Performing analytical review on the financial statements of a company is an important part in the fraud detection process. It can help detect manipulation of the numbers, as we are looking at account balances and their relationships to one another. How have account balances changed from period to period? How have the relationships between accounts changed from period to period?
Some of the things that may be evaluated include:
Current period figures versus prior period numbers
Financial statement line items compared to one another
Actual financial results compared to budgeted or projected figures prepared before that accounting period
Company data compared to operational facts
Company data compared to industry data
Numeric data compared to the notes to the financial statements
In later video posts, we’ll cover some of the common ratios that can be used to analyze the balance sheet and income statement to evaluate them for the potential that fraud may be occurring.
Financial statement fraud impacts any person or organization that has a financial interest in the success or failure of a company. A manipulation of the company’s reported earnings or assets can affect a bank that extends credit to the company, a shareholder who invests money in the company, and those organizations that enter into contracts or agreements with the company.
The manipulation of financial statements also affects employees. It has the power to put employees out of work once the fraud is exposed or collapses. It also has the power to enrich employees – mostly those involved in the fraud, but potentially those who are not. Good financial results (actual or fabricated) can be linked to promotions, raises, enhanced benefit packages, bonuses, and the value of stock option awards.Continue reading
Financial statement fraud happens is one of the most costly types of fraud. It is a significant problem because people inside and outside the company rely on the information provided in the financial statements. They assess the financial results and make predictions and decisions about the future of the company based on those results.
Upper management or company owners are the ones who are usually responsible for financial statement fraud. Executives are entrusted with entire companies. They have access to nearly all data and employees, and they can exploit this access to commit and conceal fraud.
The power the executive has by virtue of her or his position in the company is closely linked with the high cost of financial statement fraud. Power and access within a company make it possible for larger frauds to be committed and covered up. Continue reading
Anyone who is being honest will tell you that financial statement audits don’t find fraud. On the rare occasion they do, but by and large audits are not designed to detect fraud and the auditors don’t have enough fraud detection training.

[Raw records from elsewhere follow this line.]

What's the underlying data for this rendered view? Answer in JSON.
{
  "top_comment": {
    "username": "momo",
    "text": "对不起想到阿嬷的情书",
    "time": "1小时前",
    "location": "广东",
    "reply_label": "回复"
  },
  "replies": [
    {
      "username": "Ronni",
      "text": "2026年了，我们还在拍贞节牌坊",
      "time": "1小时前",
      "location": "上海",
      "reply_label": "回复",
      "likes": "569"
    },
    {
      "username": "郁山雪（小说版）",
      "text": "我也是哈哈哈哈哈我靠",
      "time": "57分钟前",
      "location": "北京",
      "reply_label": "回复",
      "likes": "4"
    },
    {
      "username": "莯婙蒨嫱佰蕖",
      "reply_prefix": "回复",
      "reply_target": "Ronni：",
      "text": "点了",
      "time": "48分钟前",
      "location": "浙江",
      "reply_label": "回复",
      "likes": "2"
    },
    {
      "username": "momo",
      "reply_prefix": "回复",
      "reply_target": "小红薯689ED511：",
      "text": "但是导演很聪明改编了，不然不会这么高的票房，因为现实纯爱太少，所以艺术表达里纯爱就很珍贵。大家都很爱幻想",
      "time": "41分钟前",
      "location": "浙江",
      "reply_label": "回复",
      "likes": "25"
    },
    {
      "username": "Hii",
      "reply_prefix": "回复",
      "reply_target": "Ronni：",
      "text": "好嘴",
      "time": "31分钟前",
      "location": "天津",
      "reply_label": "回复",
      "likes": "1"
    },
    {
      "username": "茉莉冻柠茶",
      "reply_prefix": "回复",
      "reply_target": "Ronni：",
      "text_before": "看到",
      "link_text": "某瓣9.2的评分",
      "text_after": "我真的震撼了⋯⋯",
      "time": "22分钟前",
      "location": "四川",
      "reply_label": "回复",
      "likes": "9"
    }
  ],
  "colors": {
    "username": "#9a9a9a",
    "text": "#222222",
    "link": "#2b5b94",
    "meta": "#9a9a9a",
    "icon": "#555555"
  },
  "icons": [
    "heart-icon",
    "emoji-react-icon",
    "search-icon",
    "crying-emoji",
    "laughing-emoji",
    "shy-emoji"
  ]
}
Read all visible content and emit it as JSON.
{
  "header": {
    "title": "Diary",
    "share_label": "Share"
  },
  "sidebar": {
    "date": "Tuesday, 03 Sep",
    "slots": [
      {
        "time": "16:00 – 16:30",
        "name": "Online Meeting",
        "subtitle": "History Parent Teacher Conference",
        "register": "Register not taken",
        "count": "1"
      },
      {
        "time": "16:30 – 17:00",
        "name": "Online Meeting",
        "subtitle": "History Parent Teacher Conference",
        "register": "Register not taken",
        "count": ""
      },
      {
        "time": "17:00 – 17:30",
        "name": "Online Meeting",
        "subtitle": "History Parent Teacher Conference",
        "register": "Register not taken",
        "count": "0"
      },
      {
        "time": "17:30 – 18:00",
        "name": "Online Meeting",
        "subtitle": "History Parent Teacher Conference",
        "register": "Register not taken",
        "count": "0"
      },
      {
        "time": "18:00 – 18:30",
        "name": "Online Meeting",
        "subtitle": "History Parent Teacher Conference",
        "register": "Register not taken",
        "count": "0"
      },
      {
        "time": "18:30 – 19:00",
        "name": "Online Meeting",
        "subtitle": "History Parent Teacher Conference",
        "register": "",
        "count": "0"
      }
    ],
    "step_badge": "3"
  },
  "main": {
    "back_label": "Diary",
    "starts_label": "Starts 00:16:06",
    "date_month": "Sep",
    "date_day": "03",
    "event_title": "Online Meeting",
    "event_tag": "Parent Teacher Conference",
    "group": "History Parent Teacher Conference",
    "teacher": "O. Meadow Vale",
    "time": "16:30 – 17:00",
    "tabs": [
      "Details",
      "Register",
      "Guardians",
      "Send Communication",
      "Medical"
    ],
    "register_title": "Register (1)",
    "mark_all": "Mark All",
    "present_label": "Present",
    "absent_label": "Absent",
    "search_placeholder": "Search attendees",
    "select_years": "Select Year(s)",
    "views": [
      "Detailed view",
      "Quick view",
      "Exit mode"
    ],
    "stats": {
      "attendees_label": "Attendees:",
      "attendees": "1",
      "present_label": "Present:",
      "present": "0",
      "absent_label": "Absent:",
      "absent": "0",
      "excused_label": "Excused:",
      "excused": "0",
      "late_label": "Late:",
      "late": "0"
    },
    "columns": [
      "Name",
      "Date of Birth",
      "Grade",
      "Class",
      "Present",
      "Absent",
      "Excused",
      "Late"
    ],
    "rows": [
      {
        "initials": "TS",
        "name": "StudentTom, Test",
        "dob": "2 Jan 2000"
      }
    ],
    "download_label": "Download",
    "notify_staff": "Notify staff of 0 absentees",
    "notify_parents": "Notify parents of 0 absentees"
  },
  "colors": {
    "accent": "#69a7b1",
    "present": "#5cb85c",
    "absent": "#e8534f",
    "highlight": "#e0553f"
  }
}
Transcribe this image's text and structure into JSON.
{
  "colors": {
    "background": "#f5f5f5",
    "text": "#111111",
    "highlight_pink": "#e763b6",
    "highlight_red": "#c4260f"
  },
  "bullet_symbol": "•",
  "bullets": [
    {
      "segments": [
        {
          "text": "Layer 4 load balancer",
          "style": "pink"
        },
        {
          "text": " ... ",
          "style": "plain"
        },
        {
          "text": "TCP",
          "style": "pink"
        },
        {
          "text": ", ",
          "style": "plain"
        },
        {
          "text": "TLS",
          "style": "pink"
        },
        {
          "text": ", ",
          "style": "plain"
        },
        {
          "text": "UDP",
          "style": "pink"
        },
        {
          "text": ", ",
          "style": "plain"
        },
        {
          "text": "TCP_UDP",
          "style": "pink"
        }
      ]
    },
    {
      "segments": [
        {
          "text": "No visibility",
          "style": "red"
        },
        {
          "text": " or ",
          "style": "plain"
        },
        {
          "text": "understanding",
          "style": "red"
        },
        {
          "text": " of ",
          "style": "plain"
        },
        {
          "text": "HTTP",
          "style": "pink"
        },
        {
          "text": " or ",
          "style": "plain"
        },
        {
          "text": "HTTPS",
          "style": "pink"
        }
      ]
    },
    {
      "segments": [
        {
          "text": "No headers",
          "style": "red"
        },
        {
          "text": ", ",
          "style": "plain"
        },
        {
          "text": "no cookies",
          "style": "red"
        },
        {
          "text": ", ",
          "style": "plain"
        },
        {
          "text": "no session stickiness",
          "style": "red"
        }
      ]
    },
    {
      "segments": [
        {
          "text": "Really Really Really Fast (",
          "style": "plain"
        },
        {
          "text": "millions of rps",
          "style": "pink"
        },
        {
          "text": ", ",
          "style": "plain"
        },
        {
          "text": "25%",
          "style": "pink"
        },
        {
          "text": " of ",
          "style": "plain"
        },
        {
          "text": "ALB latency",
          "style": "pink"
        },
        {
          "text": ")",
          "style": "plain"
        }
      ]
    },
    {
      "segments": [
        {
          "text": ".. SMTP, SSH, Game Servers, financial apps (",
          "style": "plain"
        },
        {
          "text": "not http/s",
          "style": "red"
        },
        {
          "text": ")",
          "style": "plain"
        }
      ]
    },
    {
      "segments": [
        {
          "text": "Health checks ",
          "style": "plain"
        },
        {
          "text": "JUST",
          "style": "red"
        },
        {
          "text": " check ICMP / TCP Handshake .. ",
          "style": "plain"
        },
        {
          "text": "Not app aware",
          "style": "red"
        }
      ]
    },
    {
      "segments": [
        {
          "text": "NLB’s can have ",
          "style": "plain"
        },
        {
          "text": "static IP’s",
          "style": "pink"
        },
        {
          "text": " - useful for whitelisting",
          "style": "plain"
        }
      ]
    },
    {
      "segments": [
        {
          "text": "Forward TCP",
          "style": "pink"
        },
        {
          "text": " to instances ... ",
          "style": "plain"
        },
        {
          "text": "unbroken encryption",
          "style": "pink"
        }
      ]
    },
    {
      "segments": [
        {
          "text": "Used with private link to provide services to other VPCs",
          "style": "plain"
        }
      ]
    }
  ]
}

One solution to this problem is the engagement of forensic accountants to look for fraud. But companies don’t seem to interested in going the extra step.
Colonial Bank went under thanks to a fraud by Taylor Bean & Whittaker Mortgage Corp., its largest mortgage banking customer. Executives at Taylor Bean & Whitaker cooked up a scheme whereby they sold $400 million in worthless mortgages to Colonial Bank. The mortgages were worthless because they either did not exist, or had already been sold to other investors.Continue reading
What is a company to do when it wants to hide losses? Manipulation of the financial statements is the obvious first choice. It’s not hard. Sure companies have “internal controls,” which are supposed to include policies and procedures which ensure that financial information is properly recorded. But companies of all sizes have problems with their internal controls, such that it’s not terribly difficult to issue fraudulent financial statements.
VIDEO: World of forensic accounting unveils how companies are cheated out of millions
The story of the alleged $31 million fraud at Koss Corp by the company’s former VP of Finance, Sue Sachdeva, hasn’t gotten much air time over the last month or so. Aside from the usual class action lawsuits when there is a fraud discovered at a public company, the only bits of news that are remotely notable at Koss are the continued declaration of dividends and the filing of a 10-Q without any financial statements included.
Koss is a public company, but the stock is thinly traded. The Koss family apparently owns about 70% of outstanding shares of stock. The declaration of a dividend, therefore, is nothing more than the Koss family publicly announcing that they are going to pay themselves.Continue reading
In contrast, the internal audit function is engaged in ongoing audits of the financial reporting process and other numbers-related projects. The scope of internal audit work varies greatly from company to company.Continue reading